## REQUIRED WORK
Please return every line of the records below that contains the word "true".

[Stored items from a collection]
┌──
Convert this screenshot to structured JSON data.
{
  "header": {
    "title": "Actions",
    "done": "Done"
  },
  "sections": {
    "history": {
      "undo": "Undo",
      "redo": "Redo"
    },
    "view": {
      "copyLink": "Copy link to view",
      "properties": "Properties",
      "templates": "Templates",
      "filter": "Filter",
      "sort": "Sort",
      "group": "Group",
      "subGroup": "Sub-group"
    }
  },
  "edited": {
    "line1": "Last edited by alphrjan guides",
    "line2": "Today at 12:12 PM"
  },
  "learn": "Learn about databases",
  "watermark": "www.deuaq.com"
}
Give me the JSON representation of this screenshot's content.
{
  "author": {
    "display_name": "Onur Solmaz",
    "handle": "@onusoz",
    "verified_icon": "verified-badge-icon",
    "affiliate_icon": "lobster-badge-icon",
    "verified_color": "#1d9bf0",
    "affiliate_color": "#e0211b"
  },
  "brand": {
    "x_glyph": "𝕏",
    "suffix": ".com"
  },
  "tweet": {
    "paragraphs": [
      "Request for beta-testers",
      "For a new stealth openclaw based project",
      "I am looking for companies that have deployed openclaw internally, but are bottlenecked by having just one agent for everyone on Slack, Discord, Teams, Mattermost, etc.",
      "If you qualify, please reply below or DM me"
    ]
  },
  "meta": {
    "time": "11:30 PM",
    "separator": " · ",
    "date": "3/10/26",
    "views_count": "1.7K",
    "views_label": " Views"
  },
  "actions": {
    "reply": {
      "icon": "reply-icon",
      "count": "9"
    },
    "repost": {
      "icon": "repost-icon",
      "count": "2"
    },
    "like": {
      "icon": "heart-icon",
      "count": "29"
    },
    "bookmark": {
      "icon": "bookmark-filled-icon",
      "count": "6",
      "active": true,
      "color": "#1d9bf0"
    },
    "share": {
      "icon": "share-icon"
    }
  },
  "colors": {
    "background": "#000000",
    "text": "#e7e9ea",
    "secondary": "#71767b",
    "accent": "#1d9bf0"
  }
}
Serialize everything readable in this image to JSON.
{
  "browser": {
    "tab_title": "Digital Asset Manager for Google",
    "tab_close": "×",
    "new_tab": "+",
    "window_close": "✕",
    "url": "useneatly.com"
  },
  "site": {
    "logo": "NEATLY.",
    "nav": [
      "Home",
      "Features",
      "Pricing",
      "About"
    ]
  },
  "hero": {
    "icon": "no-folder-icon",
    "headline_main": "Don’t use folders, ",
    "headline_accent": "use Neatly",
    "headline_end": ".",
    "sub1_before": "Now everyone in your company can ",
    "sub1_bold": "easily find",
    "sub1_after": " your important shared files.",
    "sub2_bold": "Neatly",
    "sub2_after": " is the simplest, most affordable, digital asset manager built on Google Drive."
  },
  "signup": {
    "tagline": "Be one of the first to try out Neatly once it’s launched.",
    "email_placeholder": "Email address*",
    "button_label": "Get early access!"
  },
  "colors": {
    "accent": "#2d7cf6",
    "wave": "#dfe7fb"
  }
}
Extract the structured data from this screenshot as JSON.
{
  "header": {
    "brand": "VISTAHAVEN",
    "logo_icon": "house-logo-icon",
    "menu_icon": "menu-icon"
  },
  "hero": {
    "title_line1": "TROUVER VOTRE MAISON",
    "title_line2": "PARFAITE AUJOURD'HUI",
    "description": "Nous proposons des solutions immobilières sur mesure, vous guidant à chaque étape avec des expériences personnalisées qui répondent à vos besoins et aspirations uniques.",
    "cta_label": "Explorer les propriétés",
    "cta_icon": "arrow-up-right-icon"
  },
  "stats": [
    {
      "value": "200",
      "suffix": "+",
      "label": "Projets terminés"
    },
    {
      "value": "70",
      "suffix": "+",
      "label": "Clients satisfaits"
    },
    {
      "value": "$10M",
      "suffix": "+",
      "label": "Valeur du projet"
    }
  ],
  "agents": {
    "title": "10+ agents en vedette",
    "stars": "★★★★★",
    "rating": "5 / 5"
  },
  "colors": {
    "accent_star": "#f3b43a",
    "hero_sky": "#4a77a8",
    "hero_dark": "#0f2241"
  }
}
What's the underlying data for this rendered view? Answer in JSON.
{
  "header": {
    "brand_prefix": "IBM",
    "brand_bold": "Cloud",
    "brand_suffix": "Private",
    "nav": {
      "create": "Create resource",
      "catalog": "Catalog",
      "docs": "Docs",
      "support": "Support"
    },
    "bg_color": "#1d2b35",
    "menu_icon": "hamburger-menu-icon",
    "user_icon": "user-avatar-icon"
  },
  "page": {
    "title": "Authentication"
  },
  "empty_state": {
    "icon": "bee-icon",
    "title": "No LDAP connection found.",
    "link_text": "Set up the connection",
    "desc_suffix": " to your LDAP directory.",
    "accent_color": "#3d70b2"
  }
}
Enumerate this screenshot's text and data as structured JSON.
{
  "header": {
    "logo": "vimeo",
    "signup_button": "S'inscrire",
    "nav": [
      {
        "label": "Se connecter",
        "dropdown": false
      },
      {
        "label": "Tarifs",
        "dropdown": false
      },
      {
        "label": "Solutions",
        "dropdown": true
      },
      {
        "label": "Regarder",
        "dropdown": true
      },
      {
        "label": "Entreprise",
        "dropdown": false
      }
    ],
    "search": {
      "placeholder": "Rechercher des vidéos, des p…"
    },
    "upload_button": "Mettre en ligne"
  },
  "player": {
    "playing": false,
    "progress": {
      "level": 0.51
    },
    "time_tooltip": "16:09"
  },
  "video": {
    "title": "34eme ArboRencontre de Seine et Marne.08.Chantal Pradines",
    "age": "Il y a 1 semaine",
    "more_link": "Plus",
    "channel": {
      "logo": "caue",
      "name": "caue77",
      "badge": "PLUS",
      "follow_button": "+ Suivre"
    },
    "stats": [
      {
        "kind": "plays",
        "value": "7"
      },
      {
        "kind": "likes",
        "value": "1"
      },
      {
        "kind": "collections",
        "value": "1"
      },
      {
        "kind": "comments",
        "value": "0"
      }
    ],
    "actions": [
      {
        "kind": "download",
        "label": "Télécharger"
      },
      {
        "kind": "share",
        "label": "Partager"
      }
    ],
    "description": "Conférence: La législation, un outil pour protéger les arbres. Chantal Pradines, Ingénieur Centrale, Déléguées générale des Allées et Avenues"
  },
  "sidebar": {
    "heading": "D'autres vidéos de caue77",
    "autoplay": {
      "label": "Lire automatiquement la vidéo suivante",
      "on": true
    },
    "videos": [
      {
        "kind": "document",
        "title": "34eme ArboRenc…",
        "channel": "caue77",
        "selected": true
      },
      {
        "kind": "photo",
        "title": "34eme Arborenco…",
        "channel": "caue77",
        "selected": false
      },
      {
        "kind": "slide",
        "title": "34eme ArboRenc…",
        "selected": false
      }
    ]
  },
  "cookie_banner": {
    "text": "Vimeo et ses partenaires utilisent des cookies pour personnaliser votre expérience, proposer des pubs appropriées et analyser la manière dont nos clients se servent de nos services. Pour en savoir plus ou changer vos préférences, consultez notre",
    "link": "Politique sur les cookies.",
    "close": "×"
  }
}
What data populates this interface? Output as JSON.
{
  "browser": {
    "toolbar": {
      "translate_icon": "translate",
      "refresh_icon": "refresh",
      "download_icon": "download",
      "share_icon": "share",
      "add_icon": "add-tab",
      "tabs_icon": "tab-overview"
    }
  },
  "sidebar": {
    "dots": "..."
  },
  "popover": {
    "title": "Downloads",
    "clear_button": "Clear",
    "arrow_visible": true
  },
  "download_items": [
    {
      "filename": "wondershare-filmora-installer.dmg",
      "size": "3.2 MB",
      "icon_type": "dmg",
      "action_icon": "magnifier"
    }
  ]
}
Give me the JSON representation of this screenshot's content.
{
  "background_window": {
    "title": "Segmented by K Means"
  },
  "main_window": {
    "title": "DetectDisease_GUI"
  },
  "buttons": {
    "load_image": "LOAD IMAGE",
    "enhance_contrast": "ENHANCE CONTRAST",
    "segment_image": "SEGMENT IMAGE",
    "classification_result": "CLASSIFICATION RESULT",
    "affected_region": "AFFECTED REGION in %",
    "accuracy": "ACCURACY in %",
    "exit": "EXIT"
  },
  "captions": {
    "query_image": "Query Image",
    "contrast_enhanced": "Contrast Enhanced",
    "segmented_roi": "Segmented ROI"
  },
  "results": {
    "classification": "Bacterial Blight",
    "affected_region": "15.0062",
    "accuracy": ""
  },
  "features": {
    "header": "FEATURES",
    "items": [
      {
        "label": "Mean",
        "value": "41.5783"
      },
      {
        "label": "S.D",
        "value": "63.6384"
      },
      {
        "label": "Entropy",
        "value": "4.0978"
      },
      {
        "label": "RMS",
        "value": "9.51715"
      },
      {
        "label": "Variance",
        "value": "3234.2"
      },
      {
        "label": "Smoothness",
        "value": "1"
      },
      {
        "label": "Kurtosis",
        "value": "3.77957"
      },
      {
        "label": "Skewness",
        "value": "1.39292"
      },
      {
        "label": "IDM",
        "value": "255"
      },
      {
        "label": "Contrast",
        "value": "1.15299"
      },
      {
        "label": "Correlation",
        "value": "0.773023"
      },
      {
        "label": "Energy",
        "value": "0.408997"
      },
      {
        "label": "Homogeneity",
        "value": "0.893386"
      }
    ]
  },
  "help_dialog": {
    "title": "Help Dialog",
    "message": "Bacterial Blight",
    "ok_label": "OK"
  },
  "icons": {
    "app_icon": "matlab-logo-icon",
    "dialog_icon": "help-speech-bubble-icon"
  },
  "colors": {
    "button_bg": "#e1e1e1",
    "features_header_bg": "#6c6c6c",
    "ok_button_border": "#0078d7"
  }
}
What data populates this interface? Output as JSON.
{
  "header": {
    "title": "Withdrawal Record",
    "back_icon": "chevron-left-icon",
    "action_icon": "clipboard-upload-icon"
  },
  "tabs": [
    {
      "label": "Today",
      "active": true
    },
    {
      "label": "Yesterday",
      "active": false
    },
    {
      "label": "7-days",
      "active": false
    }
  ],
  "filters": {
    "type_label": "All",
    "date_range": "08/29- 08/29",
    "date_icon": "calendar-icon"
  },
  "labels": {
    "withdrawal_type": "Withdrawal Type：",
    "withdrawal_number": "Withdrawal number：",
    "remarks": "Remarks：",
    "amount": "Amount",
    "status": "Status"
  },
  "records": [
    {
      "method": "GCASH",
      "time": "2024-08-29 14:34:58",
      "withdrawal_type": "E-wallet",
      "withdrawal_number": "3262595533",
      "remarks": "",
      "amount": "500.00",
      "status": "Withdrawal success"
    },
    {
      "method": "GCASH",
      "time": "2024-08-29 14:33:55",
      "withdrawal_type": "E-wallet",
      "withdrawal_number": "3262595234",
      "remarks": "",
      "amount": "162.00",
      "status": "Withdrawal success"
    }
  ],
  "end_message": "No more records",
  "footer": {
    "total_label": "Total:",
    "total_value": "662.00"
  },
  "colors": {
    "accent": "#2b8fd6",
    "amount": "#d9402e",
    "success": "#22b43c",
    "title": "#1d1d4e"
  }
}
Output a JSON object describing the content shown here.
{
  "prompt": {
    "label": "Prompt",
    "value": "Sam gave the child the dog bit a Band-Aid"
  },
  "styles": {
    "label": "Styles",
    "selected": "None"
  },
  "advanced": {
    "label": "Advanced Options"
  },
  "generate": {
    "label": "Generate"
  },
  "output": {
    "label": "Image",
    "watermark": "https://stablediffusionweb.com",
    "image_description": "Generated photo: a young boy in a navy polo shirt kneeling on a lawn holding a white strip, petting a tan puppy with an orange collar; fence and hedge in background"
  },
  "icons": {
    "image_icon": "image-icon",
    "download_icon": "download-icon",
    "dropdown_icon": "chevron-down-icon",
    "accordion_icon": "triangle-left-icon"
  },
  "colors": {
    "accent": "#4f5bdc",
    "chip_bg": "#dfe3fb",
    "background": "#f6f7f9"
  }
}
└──
## ANSWER TO THE EXERCISE
      "active": true,
        "dropdown": true
        "dropdown": true
      "on": true
        "selected": true
    "arrow_visible": true
      "active": true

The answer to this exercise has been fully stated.